If you farm it is very likely you deal with stress on a regular basis. If you farm in 2019, your stress level may be red-lining due to multiple factors making life more challenging than usual.
Low commodity prices, livestock health problems, crop yield, high interest rates, government regulations, large debt loads, disagreements from being in a family business and weather head the list of things that can put a major kink in a farmer’s day, according to Charles Schuster and Jeanette M. Jeffrey, with University of Maryland Extension.
Schuster and Jeffrey, who regularly address farm stress and mental health issues, recently addressed a session of the National Corn Growers Association Corn Congress in Washington, D.C. to raise awareness related to the high levels of anxiety in the countryside today.

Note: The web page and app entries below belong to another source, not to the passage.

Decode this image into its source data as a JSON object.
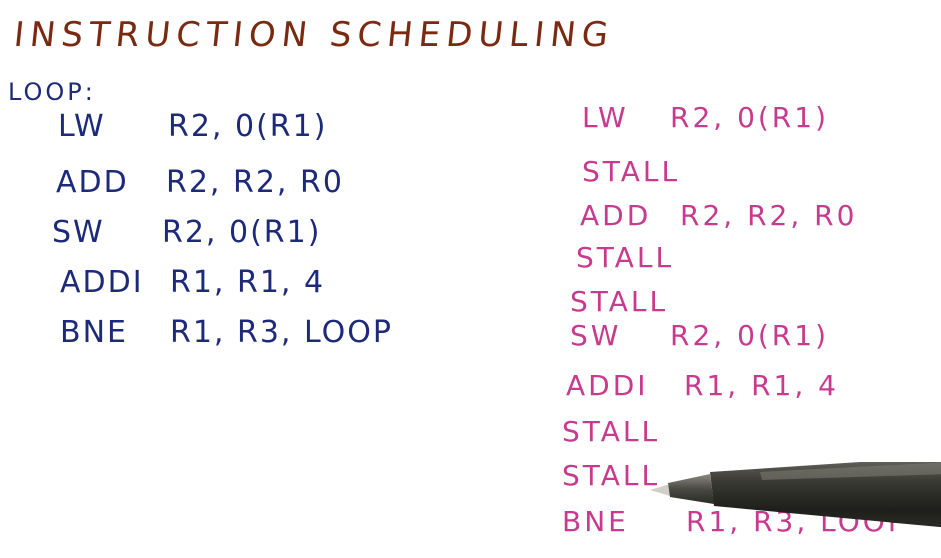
{
  "title": "INSTRUCTION SCHEDULING",
  "loop_label": "LOOP:",
  "original_code": [
    {
      "op": "LW",
      "args": "R2, 0(R1)"
    },
    {
      "op": "ADD",
      "args": "R2, R2, R0"
    },
    {
      "op": "SW",
      "args": "R2, 0(R1)"
    },
    {
      "op": "ADDI",
      "args": "R1, R1, 4"
    },
    {
      "op": "BNE",
      "args": "R1, R3, LOOP"
    }
  ],
  "scheduled_code": [
    {
      "op": "LW",
      "args": "R2, 0(R1)"
    },
    {
      "op": "STALL",
      "args": ""
    },
    {
      "op": "ADD",
      "args": "R2, R2, R0"
    },
    {
      "op": "STALL",
      "args": ""
    },
    {
      "op": "STALL",
      "args": ""
    },
    {
      "op": "SW",
      "args": "R2, 0(R1)"
    },
    {
      "op": "ADDI",
      "args": "R1, R1, 4"
    },
    {
      "op": "STALL",
      "args": ""
    },
    {
      "op": "STALL",
      "args": ""
    },
    {
      "op": "BNE",
      "args": "R1, R3, LOOP"
    }
  ],
  "colors": {
    "title": "#7a2a10",
    "original_code": "#1d2a7a",
    "scheduled_code": "#c83a8e",
    "background": "#ffffff"
  },
  "icons": {
    "pen": "stylus-pen-icon"
  }
}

The notable increase of stress on many farms means it’s a good time to recognize escalating stress in yourself and your friends, family and neighbors in the ag community. That’s because unaddressed issues can lead to health and addiction problems and even suicide.

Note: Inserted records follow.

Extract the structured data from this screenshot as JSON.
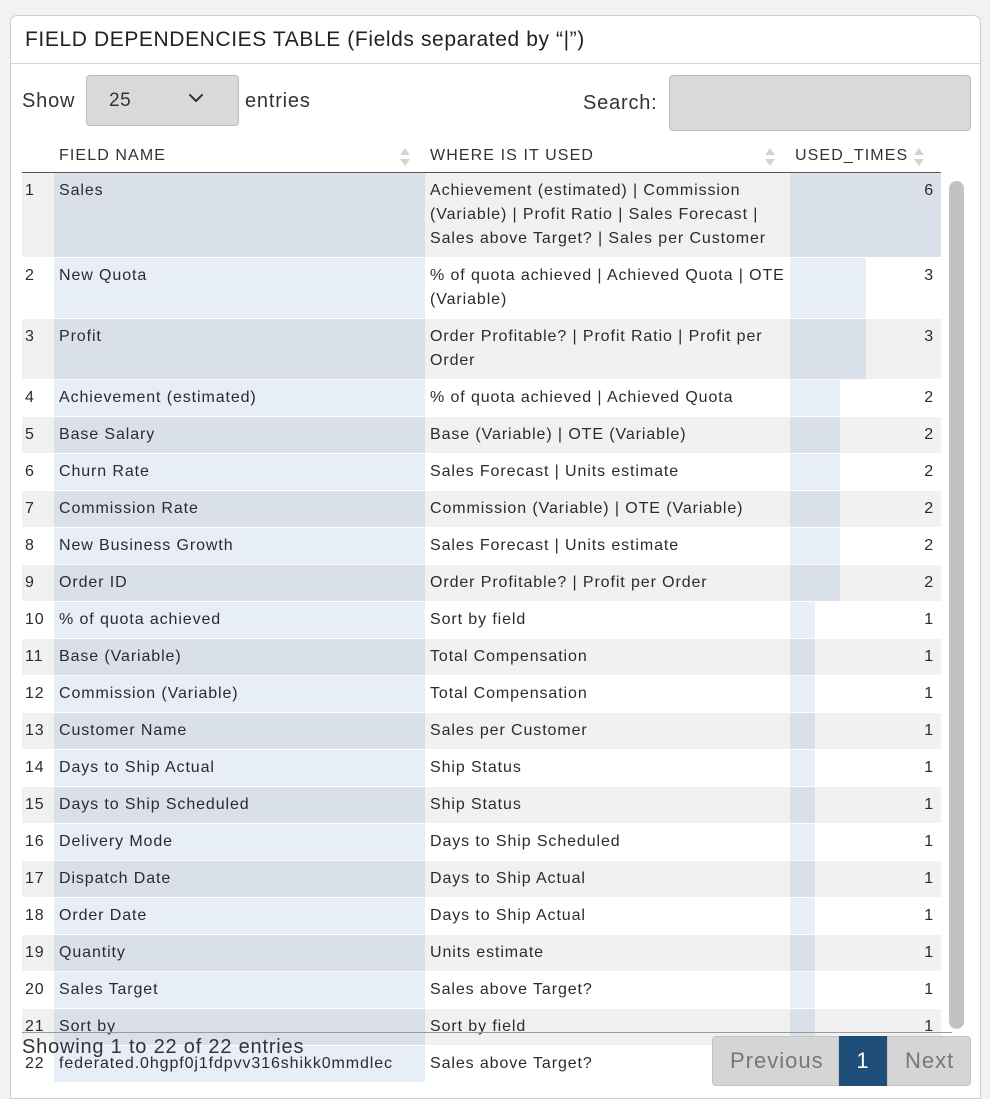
{
  "panel": {
    "title": "FIELD DEPENDENCIES TABLE (Fields separated by “|”)"
  },
  "controls": {
    "show_label": "Show",
    "page_length": "25",
    "entries_label": "entries",
    "search_label": "Search:",
    "search_value": ""
  },
  "table": {
    "columns": [
      "FIELD NAME",
      "WHERE IS IT USED",
      "USED_TIMES"
    ],
    "max_used_times": 6,
    "rows": [
      {
        "idx": "1",
        "field": "Sales",
        "where": "Achievement (estimated) | Commission (Variable) | Profit Ratio | Sales Forecast | Sales above Target? | Sales per Customer",
        "used": 6
      },
      {
        "idx": "2",
        "field": "New Quota",
        "where": "% of quota achieved | Achieved Quota | OTE (Variable)",
        "used": 3
      },
      {
        "idx": "3",
        "field": "Profit",
        "where": "Order Profitable? | Profit Ratio | Profit per Order",
        "used": 3
      },
      {
        "idx": "4",
        "field": "Achievement (estimated)",
        "where": "% of quota achieved | Achieved Quota",
        "used": 2
      },
      {
        "idx": "5",
        "field": "Base Salary",
        "where": "Base (Variable) | OTE (Variable)",
        "used": 2
      },
      {
        "idx": "6",
        "field": "Churn Rate",
        "where": "Sales Forecast | Units estimate",
        "used": 2
      },
      {
        "idx": "7",
        "field": "Commission Rate",
        "where": "Commission (Variable) | OTE (Variable)",
        "used": 2
      },
      {
        "idx": "8",
        "field": "New Business Growth",
        "where": "Sales Forecast | Units estimate",
        "used": 2
      },
      {
        "idx": "9",
        "field": "Order ID",
        "where": "Order Profitable? | Profit per Order",
        "used": 2
      },
      {
        "idx": "10",
        "field": "% of quota achieved",
        "where": "Sort by field",
        "used": 1
      },
      {
        "idx": "11",
        "field": "Base (Variable)",
        "where": "Total Compensation",
        "used": 1
      },
      {
        "idx": "12",
        "field": "Commission (Variable)",
        "where": "Total Compensation",
        "used": 1
      },
      {
        "idx": "13",
        "field": "Customer Name",
        "where": "Sales per Customer",
        "used": 1
      },
      {
        "idx": "14",
        "field": "Days to Ship Actual",
        "where": "Ship Status",
        "used": 1
      },
      {
        "idx": "15",
        "field": "Days to Ship Scheduled",
        "where": "Ship Status",
        "used": 1
      },
      {
        "idx": "16",
        "field": "Delivery Mode",
        "where": "Days to Ship Scheduled",
        "used": 1
      },
      {
        "idx": "17",
        "field": "Dispatch Date",
        "where": "Days to Ship Actual",
        "used": 1
      },
      {
        "idx": "18",
        "field": "Order Date",
        "where": "Days to Ship Actual",
        "used": 1
      },
      {
        "idx": "19",
        "field": "Quantity",
        "where": "Units estimate",
        "used": 1
      },
      {
        "idx": "20",
        "field": "Sales Target",
        "where": "Sales above Target?",
        "used": 1
      },
      {
        "idx": "21",
        "field": "Sort by",
        "where": "Sort by field",
        "used": 1
      },
      {
        "idx": "22",
        "field": "federated.0hgpf0j1fdpvv316shikk0mmdlec",
        "where": "Sales above Target?",
        "used": 1
      }
    ]
  },
  "footer": {
    "info": "Showing 1 to 22 of 22 entries",
    "prev_label": "Previous",
    "current_page": "1",
    "next_label": "Next"
  },
  "colors": {
    "active_page": "#1f4e79",
    "bar_fill": "#dae0ea"
  }
}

The National Institute for Occupational Safety and Health recently examined 130 occupations and farmers had the highest rate of death due to stress-related conditions such as heart and artery disease, hypertension, ulcers and nervous disorders.
And while there is debate over the veracity of data related to farmer suicides, there is a good consensus that they are up significantly in the last few years. Meanwhile, calls to aid assistance and counseling hotlines have doubled in some cases.

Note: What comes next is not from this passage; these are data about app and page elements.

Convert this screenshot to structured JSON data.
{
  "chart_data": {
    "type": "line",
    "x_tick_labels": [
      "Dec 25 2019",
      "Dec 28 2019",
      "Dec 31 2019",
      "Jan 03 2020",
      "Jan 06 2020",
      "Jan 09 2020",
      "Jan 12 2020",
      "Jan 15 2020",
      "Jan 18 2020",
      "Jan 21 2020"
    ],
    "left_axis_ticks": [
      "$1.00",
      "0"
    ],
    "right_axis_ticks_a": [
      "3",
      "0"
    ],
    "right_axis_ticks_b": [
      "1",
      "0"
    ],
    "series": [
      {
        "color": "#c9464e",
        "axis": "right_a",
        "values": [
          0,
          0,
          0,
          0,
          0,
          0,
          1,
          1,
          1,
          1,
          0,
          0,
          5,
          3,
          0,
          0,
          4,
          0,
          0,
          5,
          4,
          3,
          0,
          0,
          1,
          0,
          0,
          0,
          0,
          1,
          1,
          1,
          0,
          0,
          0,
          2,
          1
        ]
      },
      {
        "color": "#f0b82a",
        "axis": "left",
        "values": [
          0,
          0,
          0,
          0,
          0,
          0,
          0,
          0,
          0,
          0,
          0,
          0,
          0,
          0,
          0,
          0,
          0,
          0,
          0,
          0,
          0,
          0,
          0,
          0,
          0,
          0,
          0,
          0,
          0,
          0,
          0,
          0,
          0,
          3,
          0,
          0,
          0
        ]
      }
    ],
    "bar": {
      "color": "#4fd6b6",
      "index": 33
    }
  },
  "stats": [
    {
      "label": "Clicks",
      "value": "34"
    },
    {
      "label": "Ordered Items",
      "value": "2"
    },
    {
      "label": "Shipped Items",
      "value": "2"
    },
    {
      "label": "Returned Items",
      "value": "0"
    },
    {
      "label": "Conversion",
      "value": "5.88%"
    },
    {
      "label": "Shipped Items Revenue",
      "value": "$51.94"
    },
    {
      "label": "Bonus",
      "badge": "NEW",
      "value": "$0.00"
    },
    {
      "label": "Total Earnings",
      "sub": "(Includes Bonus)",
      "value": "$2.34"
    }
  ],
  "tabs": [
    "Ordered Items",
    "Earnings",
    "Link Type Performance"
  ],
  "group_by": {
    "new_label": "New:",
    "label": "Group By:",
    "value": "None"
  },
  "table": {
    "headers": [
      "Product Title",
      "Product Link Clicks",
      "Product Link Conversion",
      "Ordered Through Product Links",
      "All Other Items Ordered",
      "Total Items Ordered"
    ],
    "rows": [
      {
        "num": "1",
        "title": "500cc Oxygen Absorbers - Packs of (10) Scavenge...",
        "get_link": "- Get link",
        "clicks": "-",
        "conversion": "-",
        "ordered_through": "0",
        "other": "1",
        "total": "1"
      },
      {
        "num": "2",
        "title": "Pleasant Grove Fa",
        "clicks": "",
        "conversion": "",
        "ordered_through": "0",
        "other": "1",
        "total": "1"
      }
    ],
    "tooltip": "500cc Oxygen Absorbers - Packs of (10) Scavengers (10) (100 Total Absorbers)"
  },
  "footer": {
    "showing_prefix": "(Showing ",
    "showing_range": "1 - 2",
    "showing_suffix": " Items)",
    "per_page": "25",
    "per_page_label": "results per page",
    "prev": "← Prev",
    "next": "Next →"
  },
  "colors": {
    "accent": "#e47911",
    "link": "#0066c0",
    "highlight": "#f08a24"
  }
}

“We need to build awareness in the ag community, to learn triggers, identify signs and learn ways to manage stress,” Schuster said. “What we need to do is encourage our farmers and their families to talk to each other about what is making them stressed out. Talking will engage them in getting help to take on the causes, and it may relieve some of the related symptoms.”
Signs and symptoms of chronic, prolonged stress include changes in routine, care of livestock/crop declines, increase in illness and farm accidents, the appearance of farmstead declines, as well as children may show signs as a reflection of their environment.
Managing stress and mental health on the farm is often complicated by inadequate medical infrastructure and mental health resources in rural areas, the stigma related to treatment, and the solitary nature of the work, Schuster and Jeffrey noted, but once a problem is identified there are things that can help.
Deep breathing, self-talk (injecting positive thinking into your internal monologue and showing yourself the same compassion, you show others), meditating, exercise, connect with people in a social network, and speaking with a mental health professional are all options.
Many state-based or even local services are available and easy to find through an internet search but a couple of national resources recommended include: Center for Rural Affairs – http://www.cfra.org/news/180130/10-helpful-resources-farmers and the National Suicide Prevention Lifeline: 800-273-Talk (8255).
CommonGround is a group of farmers connecting with consumers through conversations about science and research and personal stories about food and misinformation surrounding farming. Supported by the NCGA and state corn organizations.
The Soil Health Partnership (SHP) is a farmer-led initiative that fosters transformation in agriculture through improved soil health. Administered by NCGA the partnership has more than 220 working farms enrolled in 16 states. SHP’s mission is to utilize science and data to partner with farmers who are adopting conservation agricultural practices that improve the economic and environmental sustainability of the farm.
The Corn Utilization and Technology Conference (CUTC) is a biennial event happening this June. Learn more.